**Problem:**
When a line in the data below includes "phone", pick it out and copy it.

(Collection entries)
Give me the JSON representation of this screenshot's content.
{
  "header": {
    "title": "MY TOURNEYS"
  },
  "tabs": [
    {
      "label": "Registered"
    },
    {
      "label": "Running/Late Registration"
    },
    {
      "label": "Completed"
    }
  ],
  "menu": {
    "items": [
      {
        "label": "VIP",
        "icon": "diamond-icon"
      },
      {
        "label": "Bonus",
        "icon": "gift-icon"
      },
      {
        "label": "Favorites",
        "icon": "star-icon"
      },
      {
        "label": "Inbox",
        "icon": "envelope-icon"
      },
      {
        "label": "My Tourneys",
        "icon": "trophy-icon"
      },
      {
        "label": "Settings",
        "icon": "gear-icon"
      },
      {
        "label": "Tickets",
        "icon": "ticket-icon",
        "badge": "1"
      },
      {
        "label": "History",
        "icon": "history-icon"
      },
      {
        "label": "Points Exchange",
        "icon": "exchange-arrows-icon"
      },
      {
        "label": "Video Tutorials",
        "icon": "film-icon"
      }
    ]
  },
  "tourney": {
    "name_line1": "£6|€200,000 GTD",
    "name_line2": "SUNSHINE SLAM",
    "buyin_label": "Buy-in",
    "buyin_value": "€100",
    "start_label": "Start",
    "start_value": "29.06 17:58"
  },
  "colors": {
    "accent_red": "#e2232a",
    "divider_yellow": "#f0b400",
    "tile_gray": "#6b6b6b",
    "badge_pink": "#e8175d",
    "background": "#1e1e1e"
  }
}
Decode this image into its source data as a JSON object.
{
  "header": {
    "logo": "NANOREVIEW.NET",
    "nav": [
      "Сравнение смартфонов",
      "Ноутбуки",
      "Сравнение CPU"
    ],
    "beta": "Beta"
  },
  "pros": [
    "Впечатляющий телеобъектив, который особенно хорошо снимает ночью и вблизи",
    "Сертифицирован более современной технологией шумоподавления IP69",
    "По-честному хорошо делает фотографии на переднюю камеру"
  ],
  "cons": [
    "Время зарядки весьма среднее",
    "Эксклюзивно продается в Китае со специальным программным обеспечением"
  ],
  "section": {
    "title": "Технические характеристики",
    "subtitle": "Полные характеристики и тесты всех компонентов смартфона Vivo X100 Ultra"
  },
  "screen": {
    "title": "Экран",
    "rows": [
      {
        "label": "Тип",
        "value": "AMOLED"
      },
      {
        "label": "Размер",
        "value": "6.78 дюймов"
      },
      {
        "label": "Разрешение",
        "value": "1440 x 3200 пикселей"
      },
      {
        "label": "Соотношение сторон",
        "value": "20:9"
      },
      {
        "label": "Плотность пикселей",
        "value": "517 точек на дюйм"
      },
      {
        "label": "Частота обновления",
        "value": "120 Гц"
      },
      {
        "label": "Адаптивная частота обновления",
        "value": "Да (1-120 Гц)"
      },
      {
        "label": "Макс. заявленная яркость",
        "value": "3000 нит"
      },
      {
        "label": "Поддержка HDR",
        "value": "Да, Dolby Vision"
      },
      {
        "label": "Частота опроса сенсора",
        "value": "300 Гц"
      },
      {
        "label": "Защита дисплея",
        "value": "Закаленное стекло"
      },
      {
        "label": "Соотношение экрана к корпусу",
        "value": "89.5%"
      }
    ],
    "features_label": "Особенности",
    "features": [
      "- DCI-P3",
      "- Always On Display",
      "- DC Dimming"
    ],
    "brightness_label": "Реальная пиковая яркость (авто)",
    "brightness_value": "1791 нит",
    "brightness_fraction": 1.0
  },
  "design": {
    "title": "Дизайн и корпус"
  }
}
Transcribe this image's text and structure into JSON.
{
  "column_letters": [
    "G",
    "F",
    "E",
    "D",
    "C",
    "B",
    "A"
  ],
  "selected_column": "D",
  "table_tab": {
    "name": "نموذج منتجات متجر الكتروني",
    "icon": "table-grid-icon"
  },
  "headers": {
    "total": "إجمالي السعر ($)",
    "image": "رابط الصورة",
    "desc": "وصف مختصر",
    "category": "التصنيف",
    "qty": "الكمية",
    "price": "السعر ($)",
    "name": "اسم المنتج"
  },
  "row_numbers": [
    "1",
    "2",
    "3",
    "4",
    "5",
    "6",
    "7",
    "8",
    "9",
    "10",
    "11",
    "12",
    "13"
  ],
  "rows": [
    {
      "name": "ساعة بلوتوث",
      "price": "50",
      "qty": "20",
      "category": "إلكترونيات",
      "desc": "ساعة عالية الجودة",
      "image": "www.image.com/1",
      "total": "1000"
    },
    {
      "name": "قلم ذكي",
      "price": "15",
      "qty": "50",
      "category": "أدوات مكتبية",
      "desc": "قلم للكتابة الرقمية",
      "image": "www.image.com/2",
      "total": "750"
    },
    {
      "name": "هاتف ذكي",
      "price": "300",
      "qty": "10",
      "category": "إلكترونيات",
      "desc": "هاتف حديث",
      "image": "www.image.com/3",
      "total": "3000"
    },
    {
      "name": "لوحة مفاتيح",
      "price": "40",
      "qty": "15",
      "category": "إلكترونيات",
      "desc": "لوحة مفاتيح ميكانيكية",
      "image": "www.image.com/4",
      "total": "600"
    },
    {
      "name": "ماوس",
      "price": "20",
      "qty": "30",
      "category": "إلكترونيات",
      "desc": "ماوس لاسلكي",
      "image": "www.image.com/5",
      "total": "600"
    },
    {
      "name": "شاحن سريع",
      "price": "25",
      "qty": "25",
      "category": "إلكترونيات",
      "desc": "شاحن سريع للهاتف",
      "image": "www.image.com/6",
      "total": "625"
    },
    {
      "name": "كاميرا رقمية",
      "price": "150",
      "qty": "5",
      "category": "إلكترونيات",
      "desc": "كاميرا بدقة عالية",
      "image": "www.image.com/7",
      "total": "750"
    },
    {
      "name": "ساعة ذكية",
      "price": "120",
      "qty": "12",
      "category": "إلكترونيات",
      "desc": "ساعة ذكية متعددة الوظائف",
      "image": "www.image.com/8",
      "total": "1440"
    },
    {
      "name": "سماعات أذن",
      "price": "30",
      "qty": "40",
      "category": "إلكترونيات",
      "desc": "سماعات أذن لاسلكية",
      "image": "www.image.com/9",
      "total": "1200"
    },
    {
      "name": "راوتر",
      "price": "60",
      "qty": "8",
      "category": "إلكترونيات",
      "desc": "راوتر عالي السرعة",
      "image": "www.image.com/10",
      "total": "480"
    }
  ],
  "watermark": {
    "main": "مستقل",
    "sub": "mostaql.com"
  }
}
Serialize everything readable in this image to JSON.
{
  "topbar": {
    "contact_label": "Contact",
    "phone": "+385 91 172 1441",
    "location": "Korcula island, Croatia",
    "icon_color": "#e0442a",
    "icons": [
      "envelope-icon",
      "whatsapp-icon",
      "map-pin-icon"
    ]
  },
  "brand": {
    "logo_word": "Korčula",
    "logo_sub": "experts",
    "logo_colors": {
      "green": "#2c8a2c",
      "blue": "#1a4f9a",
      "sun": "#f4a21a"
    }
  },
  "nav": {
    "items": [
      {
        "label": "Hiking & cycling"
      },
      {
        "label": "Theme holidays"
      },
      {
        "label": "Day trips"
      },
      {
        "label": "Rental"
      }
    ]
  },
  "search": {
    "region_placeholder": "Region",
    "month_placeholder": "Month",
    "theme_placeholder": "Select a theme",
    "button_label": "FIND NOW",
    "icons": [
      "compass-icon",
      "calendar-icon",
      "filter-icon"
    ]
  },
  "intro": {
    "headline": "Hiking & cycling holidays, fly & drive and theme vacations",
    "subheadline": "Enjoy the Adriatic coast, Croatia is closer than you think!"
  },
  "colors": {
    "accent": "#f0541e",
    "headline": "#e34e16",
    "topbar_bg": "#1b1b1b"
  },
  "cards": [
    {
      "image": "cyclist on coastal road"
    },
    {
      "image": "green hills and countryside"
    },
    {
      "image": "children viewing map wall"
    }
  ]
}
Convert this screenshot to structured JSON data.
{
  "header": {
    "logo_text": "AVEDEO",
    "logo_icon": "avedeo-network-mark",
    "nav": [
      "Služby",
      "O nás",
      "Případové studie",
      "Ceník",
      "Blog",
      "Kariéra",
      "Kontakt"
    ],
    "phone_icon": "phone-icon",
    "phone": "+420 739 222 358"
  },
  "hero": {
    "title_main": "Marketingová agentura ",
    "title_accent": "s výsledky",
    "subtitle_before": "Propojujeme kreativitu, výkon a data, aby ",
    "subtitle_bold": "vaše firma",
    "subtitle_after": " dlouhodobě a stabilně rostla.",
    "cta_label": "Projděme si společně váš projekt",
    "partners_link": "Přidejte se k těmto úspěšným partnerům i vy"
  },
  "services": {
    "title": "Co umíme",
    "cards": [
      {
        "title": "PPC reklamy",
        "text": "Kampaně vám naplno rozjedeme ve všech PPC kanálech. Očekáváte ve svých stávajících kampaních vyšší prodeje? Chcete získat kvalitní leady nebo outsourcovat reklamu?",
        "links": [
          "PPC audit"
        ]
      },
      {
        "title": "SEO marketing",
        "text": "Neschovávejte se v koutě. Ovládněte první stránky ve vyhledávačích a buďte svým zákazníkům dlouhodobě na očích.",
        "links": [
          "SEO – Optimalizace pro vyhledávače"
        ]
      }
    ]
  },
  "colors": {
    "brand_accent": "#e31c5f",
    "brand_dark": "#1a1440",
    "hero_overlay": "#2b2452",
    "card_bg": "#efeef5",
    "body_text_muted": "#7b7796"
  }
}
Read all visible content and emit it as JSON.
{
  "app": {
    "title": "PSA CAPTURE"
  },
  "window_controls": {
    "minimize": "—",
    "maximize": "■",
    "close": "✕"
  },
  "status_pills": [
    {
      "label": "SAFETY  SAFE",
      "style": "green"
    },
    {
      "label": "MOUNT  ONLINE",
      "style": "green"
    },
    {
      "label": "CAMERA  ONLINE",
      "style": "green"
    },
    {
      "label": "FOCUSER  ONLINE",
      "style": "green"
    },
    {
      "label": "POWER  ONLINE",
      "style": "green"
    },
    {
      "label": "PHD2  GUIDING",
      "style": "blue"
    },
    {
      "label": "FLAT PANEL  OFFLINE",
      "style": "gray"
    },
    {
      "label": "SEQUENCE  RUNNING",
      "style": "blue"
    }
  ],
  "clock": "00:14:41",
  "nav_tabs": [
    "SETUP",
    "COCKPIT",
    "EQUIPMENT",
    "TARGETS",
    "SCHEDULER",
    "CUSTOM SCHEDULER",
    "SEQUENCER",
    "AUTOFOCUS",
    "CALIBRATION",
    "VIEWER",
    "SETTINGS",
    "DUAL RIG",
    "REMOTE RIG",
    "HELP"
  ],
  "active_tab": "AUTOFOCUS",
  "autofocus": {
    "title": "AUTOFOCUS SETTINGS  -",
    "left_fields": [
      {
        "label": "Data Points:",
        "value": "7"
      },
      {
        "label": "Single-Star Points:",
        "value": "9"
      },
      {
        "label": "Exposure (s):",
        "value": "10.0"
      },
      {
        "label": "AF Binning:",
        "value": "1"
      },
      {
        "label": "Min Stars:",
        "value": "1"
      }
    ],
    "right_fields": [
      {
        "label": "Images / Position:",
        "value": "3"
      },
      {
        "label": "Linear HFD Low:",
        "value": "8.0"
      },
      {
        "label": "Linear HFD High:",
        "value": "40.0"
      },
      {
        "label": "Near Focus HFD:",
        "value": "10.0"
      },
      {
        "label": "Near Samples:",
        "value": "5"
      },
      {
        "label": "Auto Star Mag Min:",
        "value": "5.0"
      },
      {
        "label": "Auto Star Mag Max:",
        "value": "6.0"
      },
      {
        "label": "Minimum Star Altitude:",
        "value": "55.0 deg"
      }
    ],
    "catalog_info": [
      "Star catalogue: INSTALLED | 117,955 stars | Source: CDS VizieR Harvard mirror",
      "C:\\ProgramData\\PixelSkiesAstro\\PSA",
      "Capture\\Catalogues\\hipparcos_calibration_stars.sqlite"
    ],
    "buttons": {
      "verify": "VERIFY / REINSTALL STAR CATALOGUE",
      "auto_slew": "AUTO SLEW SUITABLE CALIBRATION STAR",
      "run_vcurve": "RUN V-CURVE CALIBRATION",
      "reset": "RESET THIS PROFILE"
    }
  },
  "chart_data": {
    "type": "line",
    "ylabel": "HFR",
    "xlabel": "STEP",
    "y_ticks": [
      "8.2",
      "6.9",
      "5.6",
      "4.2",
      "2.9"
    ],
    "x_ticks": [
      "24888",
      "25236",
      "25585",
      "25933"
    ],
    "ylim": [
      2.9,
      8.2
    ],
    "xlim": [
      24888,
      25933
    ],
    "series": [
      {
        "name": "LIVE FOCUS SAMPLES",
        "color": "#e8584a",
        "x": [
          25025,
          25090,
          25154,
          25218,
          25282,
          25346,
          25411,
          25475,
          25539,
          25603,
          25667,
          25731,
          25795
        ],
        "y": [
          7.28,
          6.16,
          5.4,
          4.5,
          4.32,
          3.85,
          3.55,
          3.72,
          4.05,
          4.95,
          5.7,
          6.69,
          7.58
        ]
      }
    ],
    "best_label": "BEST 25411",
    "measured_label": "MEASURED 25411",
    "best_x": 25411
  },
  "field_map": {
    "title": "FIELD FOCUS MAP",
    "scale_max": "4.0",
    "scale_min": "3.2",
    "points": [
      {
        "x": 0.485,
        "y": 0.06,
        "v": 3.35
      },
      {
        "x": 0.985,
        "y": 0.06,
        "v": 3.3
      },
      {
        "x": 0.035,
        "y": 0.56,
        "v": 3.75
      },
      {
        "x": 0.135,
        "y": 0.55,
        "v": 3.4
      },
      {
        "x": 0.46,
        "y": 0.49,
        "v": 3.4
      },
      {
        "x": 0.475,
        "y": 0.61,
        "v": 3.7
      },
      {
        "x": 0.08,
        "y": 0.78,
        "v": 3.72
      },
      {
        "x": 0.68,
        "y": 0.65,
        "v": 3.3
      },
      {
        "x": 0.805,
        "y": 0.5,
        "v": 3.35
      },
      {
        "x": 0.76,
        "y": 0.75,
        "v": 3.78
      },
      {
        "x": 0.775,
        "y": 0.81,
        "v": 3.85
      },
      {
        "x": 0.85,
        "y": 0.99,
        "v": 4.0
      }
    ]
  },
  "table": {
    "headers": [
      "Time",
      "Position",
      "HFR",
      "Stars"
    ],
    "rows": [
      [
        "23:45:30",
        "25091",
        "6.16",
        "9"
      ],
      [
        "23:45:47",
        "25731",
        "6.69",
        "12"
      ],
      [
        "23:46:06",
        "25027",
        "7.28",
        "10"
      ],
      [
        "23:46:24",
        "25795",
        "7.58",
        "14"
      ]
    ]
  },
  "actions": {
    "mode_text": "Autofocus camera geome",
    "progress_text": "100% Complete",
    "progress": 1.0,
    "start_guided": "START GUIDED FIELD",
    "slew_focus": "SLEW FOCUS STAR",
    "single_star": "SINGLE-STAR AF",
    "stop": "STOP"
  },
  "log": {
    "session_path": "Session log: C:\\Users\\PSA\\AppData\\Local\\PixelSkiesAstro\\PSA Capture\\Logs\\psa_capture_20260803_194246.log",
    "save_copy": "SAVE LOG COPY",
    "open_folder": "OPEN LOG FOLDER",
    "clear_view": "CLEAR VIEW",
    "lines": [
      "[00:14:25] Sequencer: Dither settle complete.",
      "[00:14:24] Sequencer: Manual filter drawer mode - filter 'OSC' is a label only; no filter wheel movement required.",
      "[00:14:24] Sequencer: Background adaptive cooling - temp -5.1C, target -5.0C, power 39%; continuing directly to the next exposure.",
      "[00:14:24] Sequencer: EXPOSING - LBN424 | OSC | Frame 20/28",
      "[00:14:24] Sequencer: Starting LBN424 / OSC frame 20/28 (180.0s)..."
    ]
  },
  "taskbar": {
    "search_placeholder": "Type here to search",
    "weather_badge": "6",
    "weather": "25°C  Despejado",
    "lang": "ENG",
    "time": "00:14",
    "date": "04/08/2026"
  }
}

**Result for this exercise:**
    "phone": "+385 91 172 1441",
    "phone_icon": "phone-icon",
    "phone": "+420 739 222 358"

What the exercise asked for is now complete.